* [Data records]:
------------------------

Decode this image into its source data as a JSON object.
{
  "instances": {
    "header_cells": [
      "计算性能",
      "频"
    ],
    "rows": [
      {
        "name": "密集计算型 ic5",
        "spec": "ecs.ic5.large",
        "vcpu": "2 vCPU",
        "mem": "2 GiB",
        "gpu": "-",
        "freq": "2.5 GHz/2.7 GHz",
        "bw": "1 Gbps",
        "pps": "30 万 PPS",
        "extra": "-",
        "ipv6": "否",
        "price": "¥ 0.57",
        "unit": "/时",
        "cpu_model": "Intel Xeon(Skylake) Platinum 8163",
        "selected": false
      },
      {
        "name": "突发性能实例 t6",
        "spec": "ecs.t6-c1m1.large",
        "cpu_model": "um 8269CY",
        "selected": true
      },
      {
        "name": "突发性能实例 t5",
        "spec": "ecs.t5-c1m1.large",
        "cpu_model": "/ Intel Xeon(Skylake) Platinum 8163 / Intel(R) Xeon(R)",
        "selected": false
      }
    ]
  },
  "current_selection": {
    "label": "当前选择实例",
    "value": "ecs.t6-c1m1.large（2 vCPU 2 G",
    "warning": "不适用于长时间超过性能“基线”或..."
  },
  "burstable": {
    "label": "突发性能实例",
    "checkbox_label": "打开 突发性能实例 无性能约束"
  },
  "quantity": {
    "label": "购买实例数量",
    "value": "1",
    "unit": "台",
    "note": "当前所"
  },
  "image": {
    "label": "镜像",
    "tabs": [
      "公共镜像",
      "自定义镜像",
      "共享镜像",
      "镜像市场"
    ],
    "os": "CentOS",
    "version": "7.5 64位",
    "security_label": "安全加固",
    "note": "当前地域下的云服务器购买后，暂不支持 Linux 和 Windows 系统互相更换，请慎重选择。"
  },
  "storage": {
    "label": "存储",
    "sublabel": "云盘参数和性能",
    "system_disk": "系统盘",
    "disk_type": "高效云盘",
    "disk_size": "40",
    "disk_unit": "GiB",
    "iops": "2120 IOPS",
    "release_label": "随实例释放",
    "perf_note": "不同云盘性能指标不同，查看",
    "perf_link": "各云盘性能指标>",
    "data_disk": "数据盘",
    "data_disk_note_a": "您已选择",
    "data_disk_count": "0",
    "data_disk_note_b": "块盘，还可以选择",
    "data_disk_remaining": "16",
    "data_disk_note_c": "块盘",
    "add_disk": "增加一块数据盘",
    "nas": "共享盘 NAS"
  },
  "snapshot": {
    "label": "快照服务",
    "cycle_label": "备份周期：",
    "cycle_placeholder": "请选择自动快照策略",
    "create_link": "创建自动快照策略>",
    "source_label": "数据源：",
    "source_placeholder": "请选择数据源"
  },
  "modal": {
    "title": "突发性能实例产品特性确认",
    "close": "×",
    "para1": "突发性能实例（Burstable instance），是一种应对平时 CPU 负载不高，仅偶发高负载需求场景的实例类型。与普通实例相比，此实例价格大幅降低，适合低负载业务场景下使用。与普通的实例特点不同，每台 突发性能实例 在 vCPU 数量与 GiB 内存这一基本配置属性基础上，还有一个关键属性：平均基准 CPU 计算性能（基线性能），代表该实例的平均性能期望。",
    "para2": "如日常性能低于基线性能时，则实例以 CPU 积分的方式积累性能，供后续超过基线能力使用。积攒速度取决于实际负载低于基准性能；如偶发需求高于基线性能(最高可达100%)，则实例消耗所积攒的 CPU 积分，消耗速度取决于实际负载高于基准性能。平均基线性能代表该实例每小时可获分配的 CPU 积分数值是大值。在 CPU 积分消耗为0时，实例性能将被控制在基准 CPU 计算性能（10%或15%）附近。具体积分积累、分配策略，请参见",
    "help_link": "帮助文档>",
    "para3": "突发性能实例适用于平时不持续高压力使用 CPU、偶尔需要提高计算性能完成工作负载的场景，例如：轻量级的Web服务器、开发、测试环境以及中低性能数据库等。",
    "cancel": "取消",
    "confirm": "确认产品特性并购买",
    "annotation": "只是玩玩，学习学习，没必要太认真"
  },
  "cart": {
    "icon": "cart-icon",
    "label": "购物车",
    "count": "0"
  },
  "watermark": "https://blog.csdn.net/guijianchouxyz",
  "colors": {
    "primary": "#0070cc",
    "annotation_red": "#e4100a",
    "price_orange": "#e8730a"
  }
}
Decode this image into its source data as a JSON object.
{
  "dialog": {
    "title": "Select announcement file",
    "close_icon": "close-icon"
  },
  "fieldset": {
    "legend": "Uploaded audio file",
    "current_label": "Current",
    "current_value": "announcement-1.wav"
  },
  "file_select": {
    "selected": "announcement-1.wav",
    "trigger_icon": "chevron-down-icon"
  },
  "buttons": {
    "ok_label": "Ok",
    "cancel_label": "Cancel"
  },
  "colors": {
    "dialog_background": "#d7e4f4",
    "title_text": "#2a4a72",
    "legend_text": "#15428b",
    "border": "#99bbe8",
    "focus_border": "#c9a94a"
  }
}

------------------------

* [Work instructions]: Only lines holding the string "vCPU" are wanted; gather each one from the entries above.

* [Answer below]:
        "vcpu": "2 vCPU",
    "value": "ecs.t6-c1m1.large（2 vCPU 2 G",
    "para1": "突发性能实例（Burstable instance），是一种应对平时 CPU 负载不高，仅偶发高负载需求场景的实例类型。与普通实例相比，此实例价格大幅降低，适合低负载业务场景下使用。与普通的实例特点不同，每台 突发性能实例 在 vCPU 数量与 GiB 内存这一基本配置属性基础上，还有一个关键属性：平均基准 CPU 计算性能（基线性能），代表该实例的平均性能期望。",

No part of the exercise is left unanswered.